Last summer, I saw the Statue of Liberty again, in the company of my wife and my parents. We took a ferry from Manhattan. As it pulled away from the pier, I climbed alone to the uppermost deck and stood among the sightseers. En route to my perch, I heard at least seven different languages.
Our first years in America were difficult, although we children never really knew it. We adapted swiftly, learning English in about one month by playing with the other children in our neighborhood. By 1962, my parents, too, had made a home of their new country, and we at last settled down in suburban Eden Prairie, Minnesota. That same year, we became American citizens. Now I stood once again on the deck of a ship, amid foreigners speaking strange tongues and staring in awe at the Manhattan skyline and the world’s most potent symbol of freedom and new beginnings.
The great lady seemed remarkably unchanged by the years, or by the remarkable changes I have undergone. She remains an imposing figure, and a graceful one. Her robes cascade like a waterfall; her torch is held confidently high; she is frozen in mid-step, a portrait of resolve. (Physically, the years have been something of a trial for Liberty; she is now undergoing a two-year restoration.)
As we docked at Liberty Island, I rejoined my wife and my parents. We climbed to Liberty’s crown (an exhausting but inspiring exercise that yields one of the best views of the city), then went to visit the museum at her feet.
The museum is one large, winding hallway that chronicles the history of American immigration. The forced immigration of millions of black Africans (a disgraceful episode of which only a free society would dare remind itself) is reviewed first documented with slave ship drawings and diagrams, handcuffs and chains, personal histories.
Farther on, we came upon the area devoted to the great European migration. Between 1840 and 1940, more than 34 million Europeans resettled in the United States – the greatest migration of human beings in history. America allowed unrestricted immigration until 1921; since then, we have become ever more selective about who may enter.
The pictures that hang from the museum’s walls show hundreds of weary immigrants passing before the watchful eyes of doctors and Customs officials. In 1915, my wife’s Greek grandmother limped past those doctors. They stopped her, and refused her entry until her brother explained that her affliction was the legacy of a childhood accident, not a congenital defect. Others were less fortunate. When officials rejected a would be immigrant, families were confronted with a soul-shattering choice: to abandon their dreams of a new life, or to send a loved one back home, alone.

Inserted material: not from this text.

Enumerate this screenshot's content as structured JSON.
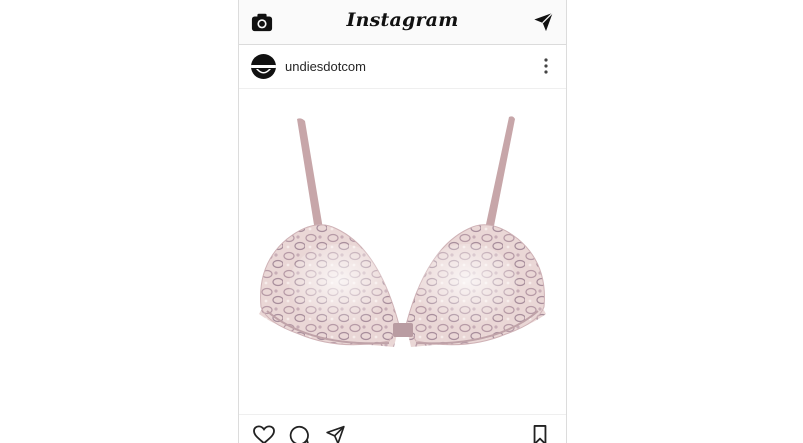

The photographs tell a dramatic story Immigrants hobble wobbly-legged down gangplanks, carrying everything they own in one suitcase. Many wear their best clothes; this is the most important day of their lives. Nervousness and worry crease many faces. Most of them have no friends in America, and no relatives, and nowhere to go.
Our stroll through the museum was solemn and, for the most part, silent. There is very little that one can say when confronted with the sort of courage illustrated there — especially when one has experienced the immigrant’s fears, confusions, and second thoughts firsthand.
Back on the ferry I asked my father if he remembered leading me onto the deck that cold March morning. Stupid question. My thoughts turned to my kinship with the millions of others who passed through these waters before me, the millions who have followed me, and the millions more who still dream, often in vain, of a new life in a new land.
This article was published in Twin Cities Magazine. It was written before the Statute of Liberty Museum was moved to Ellis Island.